Must-Read: A somewhat puzzling finding by Nakamura et al. that higher inflation–at least in the sub-10%/year environment of the post-WWII United States–does not degrade the functioning of the price system by increasing the spread of real prices. If this holds up, then the only remaining cost of steady, moderate inflation is having to change your prices more frequently. And even though are models tend to say that should be a heavy burden, I find that very unlikely: whatever the reason for fixed, posted prices is, I cannot see it having the implication that it is costly to change them to compensate for ongoing inflation once a year rather than once every three to five years.
Nick Bunker: Why Slightly higher Inflation Might Be a Benefit:
The U.S. Federal Reserve Board hasn’t hit its stated inflation target of two percent in more than four years….

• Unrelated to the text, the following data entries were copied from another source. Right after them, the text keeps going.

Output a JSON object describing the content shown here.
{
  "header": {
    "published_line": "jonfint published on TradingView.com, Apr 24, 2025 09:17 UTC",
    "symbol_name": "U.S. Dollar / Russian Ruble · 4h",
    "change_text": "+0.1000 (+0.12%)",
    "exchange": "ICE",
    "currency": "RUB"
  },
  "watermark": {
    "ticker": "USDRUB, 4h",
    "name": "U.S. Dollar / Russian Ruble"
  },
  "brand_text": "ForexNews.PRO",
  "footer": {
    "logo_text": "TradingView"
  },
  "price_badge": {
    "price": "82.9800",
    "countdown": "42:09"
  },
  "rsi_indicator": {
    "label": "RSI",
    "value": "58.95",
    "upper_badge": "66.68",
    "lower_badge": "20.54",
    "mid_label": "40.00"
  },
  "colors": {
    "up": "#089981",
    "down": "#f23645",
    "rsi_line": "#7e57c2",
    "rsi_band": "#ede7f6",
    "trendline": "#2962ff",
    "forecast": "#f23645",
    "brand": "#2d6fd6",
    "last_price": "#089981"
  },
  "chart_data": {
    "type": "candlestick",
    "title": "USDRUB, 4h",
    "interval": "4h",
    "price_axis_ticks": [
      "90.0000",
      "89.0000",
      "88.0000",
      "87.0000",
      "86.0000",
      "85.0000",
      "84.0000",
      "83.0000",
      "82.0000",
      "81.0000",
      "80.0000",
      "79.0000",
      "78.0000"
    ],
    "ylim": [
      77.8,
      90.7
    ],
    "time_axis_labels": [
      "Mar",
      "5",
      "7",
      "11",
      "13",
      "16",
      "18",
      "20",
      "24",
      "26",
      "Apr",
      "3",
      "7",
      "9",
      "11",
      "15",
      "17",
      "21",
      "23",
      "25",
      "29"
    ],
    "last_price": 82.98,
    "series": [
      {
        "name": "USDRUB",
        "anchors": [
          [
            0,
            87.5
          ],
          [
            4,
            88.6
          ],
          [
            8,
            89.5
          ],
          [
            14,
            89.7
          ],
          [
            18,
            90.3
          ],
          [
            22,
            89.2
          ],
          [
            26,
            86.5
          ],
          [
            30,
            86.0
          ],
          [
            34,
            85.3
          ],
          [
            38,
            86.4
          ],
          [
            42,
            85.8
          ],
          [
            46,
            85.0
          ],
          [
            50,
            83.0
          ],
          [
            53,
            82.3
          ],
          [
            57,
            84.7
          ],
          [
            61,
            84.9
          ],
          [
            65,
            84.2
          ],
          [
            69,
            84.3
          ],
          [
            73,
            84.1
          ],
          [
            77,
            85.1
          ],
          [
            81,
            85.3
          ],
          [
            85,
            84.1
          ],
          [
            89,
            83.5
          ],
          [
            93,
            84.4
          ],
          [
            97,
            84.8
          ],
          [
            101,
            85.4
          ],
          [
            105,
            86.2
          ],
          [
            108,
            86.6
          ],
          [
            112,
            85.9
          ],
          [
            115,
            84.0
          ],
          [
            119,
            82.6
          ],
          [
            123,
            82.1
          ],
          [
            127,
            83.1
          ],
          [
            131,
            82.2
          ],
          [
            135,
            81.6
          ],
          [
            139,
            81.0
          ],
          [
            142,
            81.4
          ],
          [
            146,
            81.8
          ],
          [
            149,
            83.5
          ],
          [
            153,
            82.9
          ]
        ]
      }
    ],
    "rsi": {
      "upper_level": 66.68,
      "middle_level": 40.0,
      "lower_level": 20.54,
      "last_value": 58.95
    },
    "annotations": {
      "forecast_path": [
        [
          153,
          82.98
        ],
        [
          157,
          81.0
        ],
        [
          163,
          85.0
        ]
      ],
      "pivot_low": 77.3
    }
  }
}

With the central bank’s benchmark Federal Funds interest rate at close to zero, perhaps it’s time to rethink that target rate. Why not aim for a higher inflation rate of, say, 4 percent, which would allow inflation-adjusted interest rates to go even further below zero to help boost economic growth during a possible future downturn?… Emi Nakamura [et al.]… built a brand new dataset on inflation before tackling a very important question on the costs of inflation….
Nakamura [et al.]… find… that the absolute price changes don’t vary that much regardless of the inflation rate. This means it doesn’t look like higher rates of inflation cause more price dispersion…. [Instead,] price hikes happen more frequently when inflation is higher, which gives more credence to “menu-cost” models of price setting…